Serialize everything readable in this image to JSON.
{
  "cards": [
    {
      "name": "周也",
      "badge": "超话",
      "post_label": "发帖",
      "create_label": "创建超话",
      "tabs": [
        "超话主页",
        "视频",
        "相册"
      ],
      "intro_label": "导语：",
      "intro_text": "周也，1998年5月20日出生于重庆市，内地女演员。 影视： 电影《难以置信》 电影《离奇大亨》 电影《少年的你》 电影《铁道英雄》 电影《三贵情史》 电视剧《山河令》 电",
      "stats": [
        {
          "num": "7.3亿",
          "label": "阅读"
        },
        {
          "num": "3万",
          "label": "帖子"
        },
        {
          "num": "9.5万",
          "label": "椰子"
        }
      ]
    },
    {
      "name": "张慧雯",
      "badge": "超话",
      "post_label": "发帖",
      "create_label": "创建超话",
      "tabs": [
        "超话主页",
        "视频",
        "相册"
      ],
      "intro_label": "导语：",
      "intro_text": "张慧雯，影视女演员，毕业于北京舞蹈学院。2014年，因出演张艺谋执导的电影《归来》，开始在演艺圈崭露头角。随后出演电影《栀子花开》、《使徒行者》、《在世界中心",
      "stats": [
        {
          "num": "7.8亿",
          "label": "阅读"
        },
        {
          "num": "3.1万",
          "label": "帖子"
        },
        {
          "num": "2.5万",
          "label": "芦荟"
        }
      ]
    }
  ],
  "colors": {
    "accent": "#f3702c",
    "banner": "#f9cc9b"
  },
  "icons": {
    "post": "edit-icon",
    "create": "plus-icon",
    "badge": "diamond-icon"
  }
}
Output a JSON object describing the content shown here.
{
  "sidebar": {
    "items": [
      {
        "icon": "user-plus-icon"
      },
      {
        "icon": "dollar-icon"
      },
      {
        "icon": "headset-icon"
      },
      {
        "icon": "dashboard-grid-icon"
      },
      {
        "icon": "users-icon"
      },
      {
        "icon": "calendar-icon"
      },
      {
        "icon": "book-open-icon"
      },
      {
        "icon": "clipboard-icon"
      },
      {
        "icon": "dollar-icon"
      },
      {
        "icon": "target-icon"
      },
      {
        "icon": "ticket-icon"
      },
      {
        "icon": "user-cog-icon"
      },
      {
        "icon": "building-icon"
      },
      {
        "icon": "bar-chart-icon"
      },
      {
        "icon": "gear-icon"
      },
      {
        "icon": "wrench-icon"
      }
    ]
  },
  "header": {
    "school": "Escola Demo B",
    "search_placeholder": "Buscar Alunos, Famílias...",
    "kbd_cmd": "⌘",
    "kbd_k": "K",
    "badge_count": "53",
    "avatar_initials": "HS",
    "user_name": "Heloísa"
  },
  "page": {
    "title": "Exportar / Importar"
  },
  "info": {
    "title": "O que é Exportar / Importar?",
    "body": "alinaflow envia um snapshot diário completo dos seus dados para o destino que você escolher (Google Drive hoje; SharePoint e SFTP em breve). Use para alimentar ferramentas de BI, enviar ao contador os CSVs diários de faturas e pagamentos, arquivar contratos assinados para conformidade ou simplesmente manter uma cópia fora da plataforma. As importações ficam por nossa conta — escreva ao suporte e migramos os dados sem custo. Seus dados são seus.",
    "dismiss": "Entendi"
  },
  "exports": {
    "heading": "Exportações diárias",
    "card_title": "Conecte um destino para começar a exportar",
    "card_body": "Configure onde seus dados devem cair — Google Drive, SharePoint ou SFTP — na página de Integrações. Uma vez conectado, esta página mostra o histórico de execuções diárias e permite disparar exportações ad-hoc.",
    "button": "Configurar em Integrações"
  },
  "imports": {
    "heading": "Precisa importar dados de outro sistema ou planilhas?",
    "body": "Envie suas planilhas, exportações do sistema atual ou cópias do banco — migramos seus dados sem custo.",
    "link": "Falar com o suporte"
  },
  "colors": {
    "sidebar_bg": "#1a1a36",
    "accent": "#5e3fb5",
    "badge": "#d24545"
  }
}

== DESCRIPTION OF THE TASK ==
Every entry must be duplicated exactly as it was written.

== OUTPUT FOR THIS EXERCISE ==
Serialize everything readable in this image to JSON.
{
  "cards": [
    {
      "name": "周也",
      "badge": "超话",
      "post_label": "发帖",
      "create_label": "创建超话",
      "tabs": [
        "超话主页",
        "视频",
        "相册"
      ],
      "intro_label": "导语：",
      "intro_text": "周也，1998年5月20日出生于重庆市，内地女演员。 影视： 电影《难以置信》 电影《离奇大亨》 电影《少年的你》 电影《铁道英雄》 电影《三贵情史》 电视剧《山河令》 电",
      "stats": [
        {
          "num": "7.3亿",
          "label": "阅读"
        },
        {
          "num": "3万",
          "label": "帖子"
        },
        {
          "num": "9.5万",
          "label": "椰子"
        }
      ]
    },
    {
      "name": "张慧雯",
      "badge": "超话",
      "post_label": "发帖",
      "create_label": "创建超话",
      "tabs": [
        "超话主页",
        "视频",
        "相册"
      ],
      "intro_label": "导语：",
      "intro_text": "张慧雯，影视女演员，毕业于北京舞蹈学院。2014年，因出演张艺谋执导的电影《归来》，开始在演艺圈崭露头角。随后出演电影《栀子花开》、《使徒行者》、《在世界中心",
      "stats": [
        {
          "num": "7.8亿",
          "label": "阅读"
        },
        {
          "num": "3.1万",
          "label": "帖子"
        },
        {
          "num": "2.5万",
          "label": "芦荟"
        }
      ]
    }
  ],
  "colors": {
    "accent": "#f3702c",
    "banner": "#f9cc9b"
  },
  "icons": {
    "post": "edit-icon",
    "create": "plus-icon",
    "badge": "diamond-icon"
  }
}
Output a JSON object describing the content shown here.
{
  "sidebar": {
    "items": [
      {
        "icon": "user-plus-icon"
      },
      {
        "icon": "dollar-icon"
      },
      {
        "icon": "headset-icon"
      },
      {
        "icon": "dashboard-grid-icon"
      },
      {
        "icon": "users-icon"
      },
      {
        "icon": "calendar-icon"
      },
      {
        "icon": "book-open-icon"
      },
      {
        "icon": "clipboard-icon"
      },
      {
        "icon": "dollar-icon"
      },
      {
        "icon": "target-icon"
      },
      {
        "icon": "ticket-icon"
      },
      {
        "icon": "user-cog-icon"
      },
      {
        "icon": "building-icon"
      },
      {
        "icon": "bar-chart-icon"
      },
      {
        "icon": "gear-icon"
      },
      {
        "icon": "wrench-icon"
      }
    ]
  },
  "header": {
    "school": "Escola Demo B",
    "search_placeholder": "Buscar Alunos, Famílias...",
    "kbd_cmd": "⌘",
    "kbd_k": "K",
    "badge_count": "53",
    "avatar_initials": "HS",
    "user_name": "Heloísa"
  },
  "page": {
    "title": "Exportar / Importar"
  },
  "info": {
    "title": "O que é Exportar / Importar?",
    "body": "alinaflow envia um snapshot diário completo dos seus dados para o destino que você escolher (Google Drive hoje; SharePoint e SFTP em breve). Use para alimentar ferramentas de BI, enviar ao contador os CSVs diários de faturas e pagamentos, arquivar contratos assinados para conformidade ou simplesmente manter uma cópia fora da plataforma. As importações ficam por nossa conta — escreva ao suporte e migramos os dados sem custo. Seus dados são seus.",
    "dismiss": "Entendi"
  },
  "exports": {
    "heading": "Exportações diárias",
    "card_title": "Conecte um destino para começar a exportar",
    "card_body": "Configure onde seus dados devem cair — Google Drive, SharePoint ou SFTP — na página de Integrações. Uma vez conectado, esta página mostra o histórico de execuções diárias e permite disparar exportações ad-hoc.",
    "button": "Configurar em Integrações"
  },
  "imports": {
    "heading": "Precisa importar dados de outro sistema ou planilhas?",
    "body": "Envie suas planilhas, exportações do sistema atual ou cópias do banco — migramos seus dados sem custo.",
    "link": "Falar com o suporte"
  },
  "colors": {
    "sidebar_bg": "#1a1a36",
    "accent": "#5e3fb5",
    "badge": "#d24545"
  }
}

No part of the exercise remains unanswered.